[SUPPLIED ENTRIES — start]
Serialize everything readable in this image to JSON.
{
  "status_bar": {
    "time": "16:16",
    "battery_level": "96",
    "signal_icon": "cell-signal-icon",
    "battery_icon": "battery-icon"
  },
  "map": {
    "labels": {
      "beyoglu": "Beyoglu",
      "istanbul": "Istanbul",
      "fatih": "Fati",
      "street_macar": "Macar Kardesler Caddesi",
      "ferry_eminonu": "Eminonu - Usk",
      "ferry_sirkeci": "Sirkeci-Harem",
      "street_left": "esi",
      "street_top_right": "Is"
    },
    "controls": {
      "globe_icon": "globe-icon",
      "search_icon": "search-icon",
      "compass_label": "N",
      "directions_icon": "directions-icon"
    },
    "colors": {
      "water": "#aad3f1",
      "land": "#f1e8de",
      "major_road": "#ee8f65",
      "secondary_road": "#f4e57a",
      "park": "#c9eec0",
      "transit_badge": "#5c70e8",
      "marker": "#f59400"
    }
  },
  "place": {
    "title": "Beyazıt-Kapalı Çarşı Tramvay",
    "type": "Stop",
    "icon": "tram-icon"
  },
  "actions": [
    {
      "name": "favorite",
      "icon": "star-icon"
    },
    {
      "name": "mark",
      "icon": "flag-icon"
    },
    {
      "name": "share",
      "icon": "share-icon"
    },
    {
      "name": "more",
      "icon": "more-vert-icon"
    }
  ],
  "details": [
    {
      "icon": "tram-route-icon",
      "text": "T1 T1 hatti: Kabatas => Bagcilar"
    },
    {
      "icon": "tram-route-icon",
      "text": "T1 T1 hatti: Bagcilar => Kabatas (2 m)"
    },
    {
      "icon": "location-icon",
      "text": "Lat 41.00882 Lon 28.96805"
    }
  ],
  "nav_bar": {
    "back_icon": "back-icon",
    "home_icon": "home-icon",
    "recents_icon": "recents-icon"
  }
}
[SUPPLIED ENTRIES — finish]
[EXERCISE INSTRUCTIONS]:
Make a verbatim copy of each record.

[RESULT]:
Serialize everything readable in this image to JSON.
{
  "status_bar": {
    "time": "16:16",
    "battery_level": "96",
    "signal_icon": "cell-signal-icon",
    "battery_icon": "battery-icon"
  },
  "map": {
    "labels": {
      "beyoglu": "Beyoglu",
      "istanbul": "Istanbul",
      "fatih": "Fati",
      "street_macar": "Macar Kardesler Caddesi",
      "ferry_eminonu": "Eminonu - Usk",
      "ferry_sirkeci": "Sirkeci-Harem",
      "street_left": "esi",
      "street_top_right": "Is"
    },
    "controls": {
      "globe_icon": "globe-icon",
      "search_icon": "search-icon",
      "compass_label": "N",
      "directions_icon": "directions-icon"
    },
    "colors": {
      "water": "#aad3f1",
      "land": "#f1e8de",
      "major_road": "#ee8f65",
      "secondary_road": "#f4e57a",
      "park": "#c9eec0",
      "transit_badge": "#5c70e8",
      "marker": "#f59400"
    }
  },
  "place": {
    "title": "Beyazıt-Kapalı Çarşı Tramvay",
    "type": "Stop",
    "icon": "tram-icon"
  },
  "actions": [
    {
      "name": "favorite",
      "icon": "star-icon"
    },
    {
      "name": "mark",
      "icon": "flag-icon"
    },
    {
      "name": "share",
      "icon": "share-icon"
    },
    {
      "name": "more",
      "icon": "more-vert-icon"
    }
  ],
  "details": [
    {
      "icon": "tram-route-icon",
      "text": "T1 T1 hatti: Kabatas => Bagcilar"
    },
    {
      "icon": "tram-route-icon",
      "text": "T1 T1 hatti: Bagcilar => Kabatas (2 m)"
    },
    {
      "icon": "location-icon",
      "text": "Lat 41.00882 Lon 28.96805"
    }
  ],
  "nav_bar": {
    "back_icon": "back-icon",
    "home_icon": "home-icon",
    "recents_icon": "recents-icon"
  }
}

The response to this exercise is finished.